### RECORDS SHOWN
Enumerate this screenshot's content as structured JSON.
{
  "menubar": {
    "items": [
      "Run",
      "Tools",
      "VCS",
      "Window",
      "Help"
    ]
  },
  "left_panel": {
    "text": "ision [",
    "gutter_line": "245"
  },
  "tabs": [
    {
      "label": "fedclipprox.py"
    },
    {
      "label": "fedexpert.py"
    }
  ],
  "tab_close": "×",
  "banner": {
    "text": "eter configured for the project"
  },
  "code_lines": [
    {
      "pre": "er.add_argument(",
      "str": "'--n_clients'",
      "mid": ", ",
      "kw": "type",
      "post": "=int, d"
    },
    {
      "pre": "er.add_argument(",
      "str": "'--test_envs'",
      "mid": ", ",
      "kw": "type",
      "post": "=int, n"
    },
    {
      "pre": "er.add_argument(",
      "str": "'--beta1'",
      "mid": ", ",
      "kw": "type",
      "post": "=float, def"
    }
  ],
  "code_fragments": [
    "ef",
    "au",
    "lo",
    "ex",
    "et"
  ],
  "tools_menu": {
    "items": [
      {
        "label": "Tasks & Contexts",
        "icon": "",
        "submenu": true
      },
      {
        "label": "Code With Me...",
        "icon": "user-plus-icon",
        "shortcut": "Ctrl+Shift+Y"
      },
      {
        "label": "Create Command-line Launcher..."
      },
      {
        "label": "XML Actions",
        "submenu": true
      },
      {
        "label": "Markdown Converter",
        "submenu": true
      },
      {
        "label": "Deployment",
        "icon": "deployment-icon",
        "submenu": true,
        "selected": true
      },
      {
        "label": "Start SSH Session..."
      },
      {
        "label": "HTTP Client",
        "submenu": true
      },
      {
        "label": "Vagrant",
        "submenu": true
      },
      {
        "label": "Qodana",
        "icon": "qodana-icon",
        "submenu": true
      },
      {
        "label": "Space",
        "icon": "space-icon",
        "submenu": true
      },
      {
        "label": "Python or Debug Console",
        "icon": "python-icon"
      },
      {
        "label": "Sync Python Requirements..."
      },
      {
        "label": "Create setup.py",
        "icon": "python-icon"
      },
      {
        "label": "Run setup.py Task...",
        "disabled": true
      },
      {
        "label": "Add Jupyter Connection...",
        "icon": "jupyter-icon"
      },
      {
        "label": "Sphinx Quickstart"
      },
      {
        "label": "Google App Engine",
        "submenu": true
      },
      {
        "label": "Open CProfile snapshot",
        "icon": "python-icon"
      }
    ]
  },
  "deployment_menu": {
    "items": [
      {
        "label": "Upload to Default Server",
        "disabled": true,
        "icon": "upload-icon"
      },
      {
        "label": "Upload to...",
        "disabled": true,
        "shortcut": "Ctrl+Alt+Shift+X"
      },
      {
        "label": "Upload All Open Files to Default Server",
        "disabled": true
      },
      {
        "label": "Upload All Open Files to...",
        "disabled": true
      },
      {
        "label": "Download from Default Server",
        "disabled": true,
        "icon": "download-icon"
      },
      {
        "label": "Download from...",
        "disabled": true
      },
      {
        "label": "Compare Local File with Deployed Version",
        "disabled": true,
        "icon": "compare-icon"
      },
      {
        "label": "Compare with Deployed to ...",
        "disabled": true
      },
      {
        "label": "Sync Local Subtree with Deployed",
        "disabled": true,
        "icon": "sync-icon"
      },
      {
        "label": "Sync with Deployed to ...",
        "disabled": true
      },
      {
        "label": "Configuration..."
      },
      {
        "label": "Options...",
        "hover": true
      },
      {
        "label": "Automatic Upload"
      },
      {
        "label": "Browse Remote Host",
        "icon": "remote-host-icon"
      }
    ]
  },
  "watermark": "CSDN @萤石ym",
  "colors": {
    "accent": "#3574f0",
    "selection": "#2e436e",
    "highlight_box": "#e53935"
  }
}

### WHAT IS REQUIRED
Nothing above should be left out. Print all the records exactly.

### OUTPUT BELOW
Enumerate this screenshot's content as structured JSON.
{
  "menubar": {
    "items": [
      "Run",
      "Tools",
      "VCS",
      "Window",
      "Help"
    ]
  },
  "left_panel": {
    "text": "ision [",
    "gutter_line": "245"
  },
  "tabs": [
    {
      "label": "fedclipprox.py"
    },
    {
      "label": "fedexpert.py"
    }
  ],
  "tab_close": "×",
  "banner": {
    "text": "eter configured for the project"
  },
  "code_lines": [
    {
      "pre": "er.add_argument(",
      "str": "'--n_clients'",
      "mid": ", ",
      "kw": "type",
      "post": "=int, d"
    },
    {
      "pre": "er.add_argument(",
      "str": "'--test_envs'",
      "mid": ", ",
      "kw": "type",
      "post": "=int, n"
    },
    {
      "pre": "er.add_argument(",
      "str": "'--beta1'",
      "mid": ", ",
      "kw": "type",
      "post": "=float, def"
    }
  ],
  "code_fragments": [
    "ef",
    "au",
    "lo",
    "ex",
    "et"
  ],
  "tools_menu": {
    "items": [
      {
        "label": "Tasks & Contexts",
        "icon": "",
        "submenu": true
      },
      {
        "label": "Code With Me...",
        "icon": "user-plus-icon",
        "shortcut": "Ctrl+Shift+Y"
      },
      {
        "label": "Create Command-line Launcher..."
      },
      {
        "label": "XML Actions",
        "submenu": true
      },
      {
        "label": "Markdown Converter",
        "submenu": true
      },
      {
        "label": "Deployment",
        "icon": "deployment-icon",
        "submenu": true,
        "selected": true
      },
      {
        "label": "Start SSH Session..."
      },
      {
        "label": "HTTP Client",
        "submenu": true
      },
      {
        "label": "Vagrant",
        "submenu": true
      },
      {
        "label": "Qodana",
        "icon": "qodana-icon",
        "submenu": true
      },
      {
        "label": "Space",
        "icon": "space-icon",
        "submenu": true
      },
      {
        "label": "Python or Debug Console",
        "icon": "python-icon"
      },
      {
        "label": "Sync Python Requirements..."
      },
      {
        "label": "Create setup.py",
        "icon": "python-icon"
      },
      {
        "label": "Run setup.py Task...",
        "disabled": true
      },
      {
        "label": "Add Jupyter Connection...",
        "icon": "jupyter-icon"
      },
      {
        "label": "Sphinx Quickstart"
      },
      {
        "label": "Google App Engine",
        "submenu": true
      },
      {
        "label": "Open CProfile snapshot",
        "icon": "python-icon"
      }
    ]
  },
  "deployment_menu": {
    "items": [
      {
        "label": "Upload to Default Server",
        "disabled": true,
        "icon": "upload-icon"
      },
      {
        "label": "Upload to...",
        "disabled": true,
        "shortcut": "Ctrl+Alt+Shift+X"
      },
      {
        "label": "Upload All Open Files to Default Server",
        "disabled": true
      },
      {
        "label": "Upload All Open Files to...",
        "disabled": true
      },
      {
        "label": "Download from Default Server",
        "disabled": true,
        "icon": "download-icon"
      },
      {
        "label": "Download from...",
        "disabled": true
      },
      {
        "label": "Compare Local File with Deployed Version",
        "disabled": true,
        "icon": "compare-icon"
      },
      {
        "label": "Compare with Deployed to ...",
        "disabled": true
      },
      {
        "label": "Sync Local Subtree with Deployed",
        "disabled": true,
        "icon": "sync-icon"
      },
      {
        "label": "Sync with Deployed to ...",
        "disabled": true
      },
      {
        "label": "Configuration..."
      },
      {
        "label": "Options...",
        "hover": true
      },
      {
        "label": "Automatic Upload"
      },
      {
        "label": "Browse Remote Host",
        "icon": "remote-host-icon"
      }
    ]
  },
  "watermark": "CSDN @萤石ym",
  "colors": {
    "accent": "#3574f0",
    "selection": "#2e436e",
    "highlight_box": "#e53935"
  }
}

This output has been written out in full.